A slot is a narrow opening, especially one in something that can accept a small item or object, such as a coin. It can also mean a position, especially in a schedule or program, such as the time slot for visiting a museum. The term is also used figuratively, such as when someone says they’re “in the slot.”
Slots can be found in many casinos and other places that offer gambling. They are usually easy to play, and they can be exciting to win. However, it is important to remember that slots are games of chance and should be played responsibly. Here are some tips to help you play smarter:
What Is a Slot?
A casino slot is a machine that accepts cash or, in the case of ticket-in, ticket-out machines, paper tickets with barcodes. When a player presses a button or pulls the handle, the reels spin and, when a winning combination appears, the player earns credits according to a pay table. A pay table is usually displayed on screen and contains information about the symbols, jackpots, and bonus features of a slot machine. It may also indicate how much a player can bet, and whether or not the machine has multiple paylines.
The etymology of slot is unclear, but it is most likely related to the word hole or groove, which describes a narrow opening. It is also possible that the word is derived from the verb to slot, meaning to place or fit into a space: He slotted the CD into the player. A slot can also be a position or assignment, such as a time slot on a calendar or the spot at the copy desk occupied by the chief subeditor.
Winning at a slot machine is determined by a random number generator, which assigns different combinations of numbers to each symbol on the reels. The machine then checks for a match and stops when it finds one. The odds of hitting a particular combination vary with the machine and its location. However, winning is still a matter of luck; even though the odds are random, some people will hit jackpots more often than others.
To maximize your chances of winning, choose a game with a high RTP (return to player percentage) and pay attention to the rules.

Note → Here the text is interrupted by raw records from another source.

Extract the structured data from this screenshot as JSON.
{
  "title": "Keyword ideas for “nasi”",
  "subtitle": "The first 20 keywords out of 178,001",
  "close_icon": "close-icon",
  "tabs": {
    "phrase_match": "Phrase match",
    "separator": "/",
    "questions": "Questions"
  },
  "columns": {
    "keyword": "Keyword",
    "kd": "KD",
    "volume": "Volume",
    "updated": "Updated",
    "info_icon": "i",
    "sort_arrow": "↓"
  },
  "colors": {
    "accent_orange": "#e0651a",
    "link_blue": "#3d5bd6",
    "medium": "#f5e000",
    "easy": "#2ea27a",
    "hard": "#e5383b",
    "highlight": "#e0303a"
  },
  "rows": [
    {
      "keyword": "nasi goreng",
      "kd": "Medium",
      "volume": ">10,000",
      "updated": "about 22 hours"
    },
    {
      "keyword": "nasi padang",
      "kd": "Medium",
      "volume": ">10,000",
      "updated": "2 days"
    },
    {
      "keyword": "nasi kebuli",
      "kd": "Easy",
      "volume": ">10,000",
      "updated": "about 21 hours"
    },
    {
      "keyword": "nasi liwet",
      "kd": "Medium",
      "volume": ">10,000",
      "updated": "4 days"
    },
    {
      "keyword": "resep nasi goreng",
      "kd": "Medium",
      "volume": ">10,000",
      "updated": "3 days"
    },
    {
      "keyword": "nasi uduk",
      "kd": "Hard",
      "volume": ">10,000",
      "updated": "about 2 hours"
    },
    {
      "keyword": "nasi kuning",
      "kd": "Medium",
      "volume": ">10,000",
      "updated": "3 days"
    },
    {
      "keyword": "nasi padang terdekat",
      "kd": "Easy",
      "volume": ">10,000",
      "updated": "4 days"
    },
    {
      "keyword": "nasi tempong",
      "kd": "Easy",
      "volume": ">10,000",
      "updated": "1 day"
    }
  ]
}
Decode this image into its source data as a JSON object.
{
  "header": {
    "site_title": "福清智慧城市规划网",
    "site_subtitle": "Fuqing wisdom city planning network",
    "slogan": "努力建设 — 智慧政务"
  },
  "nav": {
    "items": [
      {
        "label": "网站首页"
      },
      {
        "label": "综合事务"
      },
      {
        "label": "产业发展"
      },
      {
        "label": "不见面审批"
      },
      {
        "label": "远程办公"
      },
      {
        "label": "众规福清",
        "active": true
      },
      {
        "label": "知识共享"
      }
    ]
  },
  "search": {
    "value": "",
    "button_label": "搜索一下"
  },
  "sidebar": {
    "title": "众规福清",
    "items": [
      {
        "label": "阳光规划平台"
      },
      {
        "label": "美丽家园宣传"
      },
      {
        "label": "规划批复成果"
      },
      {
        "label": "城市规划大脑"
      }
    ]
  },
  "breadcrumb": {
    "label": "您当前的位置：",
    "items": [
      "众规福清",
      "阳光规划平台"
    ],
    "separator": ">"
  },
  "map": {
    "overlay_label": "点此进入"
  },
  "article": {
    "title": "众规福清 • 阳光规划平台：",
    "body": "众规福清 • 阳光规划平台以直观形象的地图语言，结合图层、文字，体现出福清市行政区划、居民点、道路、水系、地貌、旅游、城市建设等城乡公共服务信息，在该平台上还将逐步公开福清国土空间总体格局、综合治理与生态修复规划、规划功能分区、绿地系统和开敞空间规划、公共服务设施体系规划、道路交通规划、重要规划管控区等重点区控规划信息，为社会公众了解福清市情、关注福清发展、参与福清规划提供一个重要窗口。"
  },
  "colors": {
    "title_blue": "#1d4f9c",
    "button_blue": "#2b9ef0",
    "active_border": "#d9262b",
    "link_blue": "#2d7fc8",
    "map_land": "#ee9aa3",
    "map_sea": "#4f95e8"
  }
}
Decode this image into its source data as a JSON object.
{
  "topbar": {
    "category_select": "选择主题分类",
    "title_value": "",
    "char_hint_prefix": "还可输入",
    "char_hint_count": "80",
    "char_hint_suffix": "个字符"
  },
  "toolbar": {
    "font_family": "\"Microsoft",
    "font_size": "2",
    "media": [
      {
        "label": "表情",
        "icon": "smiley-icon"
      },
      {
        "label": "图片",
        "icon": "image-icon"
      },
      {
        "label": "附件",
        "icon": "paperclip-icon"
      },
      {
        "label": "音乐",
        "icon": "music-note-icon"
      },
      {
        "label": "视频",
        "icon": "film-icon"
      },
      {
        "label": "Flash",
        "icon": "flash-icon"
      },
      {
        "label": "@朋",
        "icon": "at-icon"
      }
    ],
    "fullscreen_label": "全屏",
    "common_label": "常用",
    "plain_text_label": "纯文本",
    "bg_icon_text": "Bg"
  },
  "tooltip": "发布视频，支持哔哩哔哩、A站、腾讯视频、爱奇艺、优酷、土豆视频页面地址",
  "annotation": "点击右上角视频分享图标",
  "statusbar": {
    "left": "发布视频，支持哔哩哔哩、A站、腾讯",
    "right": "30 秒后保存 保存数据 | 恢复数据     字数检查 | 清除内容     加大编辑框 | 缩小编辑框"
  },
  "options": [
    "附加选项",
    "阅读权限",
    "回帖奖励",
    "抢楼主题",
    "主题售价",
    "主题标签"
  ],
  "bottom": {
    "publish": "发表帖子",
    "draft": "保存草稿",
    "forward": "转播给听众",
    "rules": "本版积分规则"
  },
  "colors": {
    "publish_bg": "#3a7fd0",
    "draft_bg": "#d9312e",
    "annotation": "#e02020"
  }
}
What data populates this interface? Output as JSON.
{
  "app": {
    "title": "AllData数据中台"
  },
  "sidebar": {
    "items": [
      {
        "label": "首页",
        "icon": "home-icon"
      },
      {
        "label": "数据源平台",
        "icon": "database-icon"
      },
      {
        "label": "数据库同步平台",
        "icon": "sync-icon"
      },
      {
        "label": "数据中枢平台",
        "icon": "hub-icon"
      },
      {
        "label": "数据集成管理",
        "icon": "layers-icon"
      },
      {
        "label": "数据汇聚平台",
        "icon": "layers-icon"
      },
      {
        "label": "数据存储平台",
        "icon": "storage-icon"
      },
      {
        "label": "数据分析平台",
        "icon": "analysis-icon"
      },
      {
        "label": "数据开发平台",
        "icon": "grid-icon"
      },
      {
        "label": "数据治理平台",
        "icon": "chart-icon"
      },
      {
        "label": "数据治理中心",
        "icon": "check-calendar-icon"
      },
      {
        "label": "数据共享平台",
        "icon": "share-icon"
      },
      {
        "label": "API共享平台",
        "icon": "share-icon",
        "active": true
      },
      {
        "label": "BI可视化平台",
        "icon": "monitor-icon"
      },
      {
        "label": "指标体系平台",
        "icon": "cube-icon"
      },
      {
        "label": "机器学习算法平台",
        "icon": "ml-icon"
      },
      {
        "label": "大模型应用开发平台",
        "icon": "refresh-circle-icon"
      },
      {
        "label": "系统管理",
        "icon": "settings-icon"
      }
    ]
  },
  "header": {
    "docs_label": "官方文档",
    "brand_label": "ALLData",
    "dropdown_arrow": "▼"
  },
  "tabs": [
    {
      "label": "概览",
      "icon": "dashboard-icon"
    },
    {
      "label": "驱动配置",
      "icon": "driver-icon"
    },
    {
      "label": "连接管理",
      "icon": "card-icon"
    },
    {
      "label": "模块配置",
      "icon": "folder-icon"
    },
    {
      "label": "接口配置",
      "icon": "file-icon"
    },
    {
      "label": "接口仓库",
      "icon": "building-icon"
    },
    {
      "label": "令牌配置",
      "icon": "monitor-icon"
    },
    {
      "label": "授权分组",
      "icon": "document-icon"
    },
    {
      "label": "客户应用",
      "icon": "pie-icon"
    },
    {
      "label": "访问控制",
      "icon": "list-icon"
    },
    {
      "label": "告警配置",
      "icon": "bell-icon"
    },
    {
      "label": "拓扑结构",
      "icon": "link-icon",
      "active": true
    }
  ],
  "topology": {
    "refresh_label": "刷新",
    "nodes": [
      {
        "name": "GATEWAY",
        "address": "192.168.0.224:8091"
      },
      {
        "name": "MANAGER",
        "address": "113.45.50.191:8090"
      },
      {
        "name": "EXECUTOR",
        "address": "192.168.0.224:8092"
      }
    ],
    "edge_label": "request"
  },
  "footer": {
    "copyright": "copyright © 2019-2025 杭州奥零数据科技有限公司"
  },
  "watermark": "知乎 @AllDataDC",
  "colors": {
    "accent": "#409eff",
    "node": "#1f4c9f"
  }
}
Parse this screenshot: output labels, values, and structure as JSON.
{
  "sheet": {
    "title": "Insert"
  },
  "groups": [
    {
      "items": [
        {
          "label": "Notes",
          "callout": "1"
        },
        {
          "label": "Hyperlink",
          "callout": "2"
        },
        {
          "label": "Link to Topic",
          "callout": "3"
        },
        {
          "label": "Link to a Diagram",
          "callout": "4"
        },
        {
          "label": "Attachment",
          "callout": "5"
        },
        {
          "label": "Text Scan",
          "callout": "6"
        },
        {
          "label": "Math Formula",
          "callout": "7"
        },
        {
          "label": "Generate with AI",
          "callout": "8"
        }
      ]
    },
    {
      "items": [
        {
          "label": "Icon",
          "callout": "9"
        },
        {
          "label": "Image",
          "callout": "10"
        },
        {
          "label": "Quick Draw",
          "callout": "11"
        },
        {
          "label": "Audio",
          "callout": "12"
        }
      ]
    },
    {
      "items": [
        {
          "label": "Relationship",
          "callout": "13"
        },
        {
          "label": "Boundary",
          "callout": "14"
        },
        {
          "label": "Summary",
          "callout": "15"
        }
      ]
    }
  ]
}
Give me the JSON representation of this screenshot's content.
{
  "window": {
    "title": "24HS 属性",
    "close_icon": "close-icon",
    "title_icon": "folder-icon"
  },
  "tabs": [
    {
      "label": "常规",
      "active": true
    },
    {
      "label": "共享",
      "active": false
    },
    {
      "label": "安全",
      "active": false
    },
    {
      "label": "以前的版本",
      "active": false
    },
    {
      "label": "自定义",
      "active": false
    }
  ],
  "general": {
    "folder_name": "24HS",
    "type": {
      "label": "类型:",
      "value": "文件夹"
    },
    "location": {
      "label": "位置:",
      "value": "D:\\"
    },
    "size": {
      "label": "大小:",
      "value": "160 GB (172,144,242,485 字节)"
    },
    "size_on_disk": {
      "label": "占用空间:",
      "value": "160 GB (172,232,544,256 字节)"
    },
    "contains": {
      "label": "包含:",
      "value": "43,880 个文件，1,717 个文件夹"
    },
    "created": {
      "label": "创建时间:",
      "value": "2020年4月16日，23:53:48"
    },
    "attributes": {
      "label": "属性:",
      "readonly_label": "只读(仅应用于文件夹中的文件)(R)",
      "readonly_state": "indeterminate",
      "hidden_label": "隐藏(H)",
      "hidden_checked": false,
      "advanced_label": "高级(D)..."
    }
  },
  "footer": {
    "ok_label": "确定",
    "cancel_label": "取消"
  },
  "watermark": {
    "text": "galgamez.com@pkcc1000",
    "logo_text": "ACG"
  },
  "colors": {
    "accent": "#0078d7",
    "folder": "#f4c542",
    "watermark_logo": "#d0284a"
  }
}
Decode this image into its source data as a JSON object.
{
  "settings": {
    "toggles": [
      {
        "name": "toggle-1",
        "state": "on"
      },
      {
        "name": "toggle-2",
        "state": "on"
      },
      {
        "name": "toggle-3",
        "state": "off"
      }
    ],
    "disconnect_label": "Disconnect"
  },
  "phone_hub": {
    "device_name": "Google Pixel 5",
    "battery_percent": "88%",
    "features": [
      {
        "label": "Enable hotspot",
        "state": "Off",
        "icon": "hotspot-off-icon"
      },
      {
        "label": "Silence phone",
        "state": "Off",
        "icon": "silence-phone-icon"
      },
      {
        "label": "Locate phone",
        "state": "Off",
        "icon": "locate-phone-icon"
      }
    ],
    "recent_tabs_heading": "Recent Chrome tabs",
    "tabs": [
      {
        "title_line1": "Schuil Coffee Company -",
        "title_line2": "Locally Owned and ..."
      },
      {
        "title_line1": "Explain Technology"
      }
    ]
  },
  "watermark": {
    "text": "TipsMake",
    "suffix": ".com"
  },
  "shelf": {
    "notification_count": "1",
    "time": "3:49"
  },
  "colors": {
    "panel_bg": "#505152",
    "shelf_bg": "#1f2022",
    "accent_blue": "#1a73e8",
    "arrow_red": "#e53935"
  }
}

In addition, set a budget in advance and stick to it. Finally, make sure you know when to walk away. This could be the moment you double your money or when you decide you’ve had enough.